Bone Density Scan (DXA or DEXA)
This scan is performed to measure the density of the patient's bones. It is performed with a device called a dual-energy x-ray absorptiometry scanner. The scan can identify loss of bone density.
Why It Is Performed
Bone scans are most commonly recommended for patients who are at an increased risk of developing osteoporosis. This includes people who have experienced a loss of height, people who have experienced a drop in hormone levels, people who have easily fractured a bone, and people who take certain medications.
During the scan, the patient is positioned on a padded table under the arm of the scanner. When the scanner is activated, it emits a low dose of radiation. The x-rays are targeted to key parts of the body. In most cases, the bones of the lower spine, hip or forearm are used. The patient must remain still during the scan to avoid blurring of the x-ray images. A typical scan takes about ten minutes to complete.
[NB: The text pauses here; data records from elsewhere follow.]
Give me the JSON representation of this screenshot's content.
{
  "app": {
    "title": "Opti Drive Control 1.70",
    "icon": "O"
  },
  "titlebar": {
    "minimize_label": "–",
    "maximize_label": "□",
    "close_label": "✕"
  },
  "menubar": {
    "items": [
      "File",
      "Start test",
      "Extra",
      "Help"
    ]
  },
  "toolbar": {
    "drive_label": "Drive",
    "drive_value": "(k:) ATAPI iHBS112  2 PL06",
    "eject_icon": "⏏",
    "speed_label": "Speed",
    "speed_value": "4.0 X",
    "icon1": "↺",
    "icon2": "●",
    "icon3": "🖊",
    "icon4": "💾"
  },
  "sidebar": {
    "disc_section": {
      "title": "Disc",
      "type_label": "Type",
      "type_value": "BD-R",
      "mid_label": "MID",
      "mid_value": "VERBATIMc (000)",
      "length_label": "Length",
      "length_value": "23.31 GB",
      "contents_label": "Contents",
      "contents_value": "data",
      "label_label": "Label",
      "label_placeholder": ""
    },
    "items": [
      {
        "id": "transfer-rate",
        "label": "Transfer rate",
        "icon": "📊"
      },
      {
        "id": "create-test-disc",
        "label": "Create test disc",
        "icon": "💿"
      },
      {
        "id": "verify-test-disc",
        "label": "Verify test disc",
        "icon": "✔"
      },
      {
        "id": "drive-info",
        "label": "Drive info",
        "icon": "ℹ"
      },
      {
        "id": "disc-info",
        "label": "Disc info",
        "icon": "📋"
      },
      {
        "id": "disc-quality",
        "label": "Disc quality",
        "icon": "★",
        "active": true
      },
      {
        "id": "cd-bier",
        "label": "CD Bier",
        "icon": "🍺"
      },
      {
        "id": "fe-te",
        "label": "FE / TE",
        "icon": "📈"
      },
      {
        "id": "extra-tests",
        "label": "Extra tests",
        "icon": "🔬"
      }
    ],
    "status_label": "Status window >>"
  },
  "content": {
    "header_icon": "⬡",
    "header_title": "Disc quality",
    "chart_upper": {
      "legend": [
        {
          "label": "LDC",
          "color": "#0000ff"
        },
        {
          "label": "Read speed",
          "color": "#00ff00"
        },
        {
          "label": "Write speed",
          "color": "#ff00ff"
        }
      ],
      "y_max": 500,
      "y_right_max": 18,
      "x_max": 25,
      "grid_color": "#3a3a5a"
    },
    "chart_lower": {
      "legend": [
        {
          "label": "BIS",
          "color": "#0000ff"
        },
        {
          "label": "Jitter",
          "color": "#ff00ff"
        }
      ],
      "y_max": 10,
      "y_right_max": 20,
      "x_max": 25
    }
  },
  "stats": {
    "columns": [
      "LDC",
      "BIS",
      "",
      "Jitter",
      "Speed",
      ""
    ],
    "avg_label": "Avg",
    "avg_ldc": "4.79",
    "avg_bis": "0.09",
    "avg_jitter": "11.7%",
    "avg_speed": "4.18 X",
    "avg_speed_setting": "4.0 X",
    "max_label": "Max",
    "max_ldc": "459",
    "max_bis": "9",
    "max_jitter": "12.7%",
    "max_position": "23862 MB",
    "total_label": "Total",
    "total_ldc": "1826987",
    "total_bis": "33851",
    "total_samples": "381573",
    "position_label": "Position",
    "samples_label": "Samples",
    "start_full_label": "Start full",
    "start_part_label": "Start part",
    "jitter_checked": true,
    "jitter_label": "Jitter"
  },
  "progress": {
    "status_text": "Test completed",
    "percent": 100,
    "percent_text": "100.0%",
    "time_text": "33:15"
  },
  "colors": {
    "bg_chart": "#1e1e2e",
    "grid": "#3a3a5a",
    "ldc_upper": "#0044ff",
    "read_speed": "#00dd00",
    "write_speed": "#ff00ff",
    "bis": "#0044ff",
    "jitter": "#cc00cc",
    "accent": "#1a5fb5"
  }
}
When the scan is complete, the images are analyzed by a computer. It calculates the patient's bone density. If the patient has experienced a loss of bone density, the physician can determine a proper course of treatment.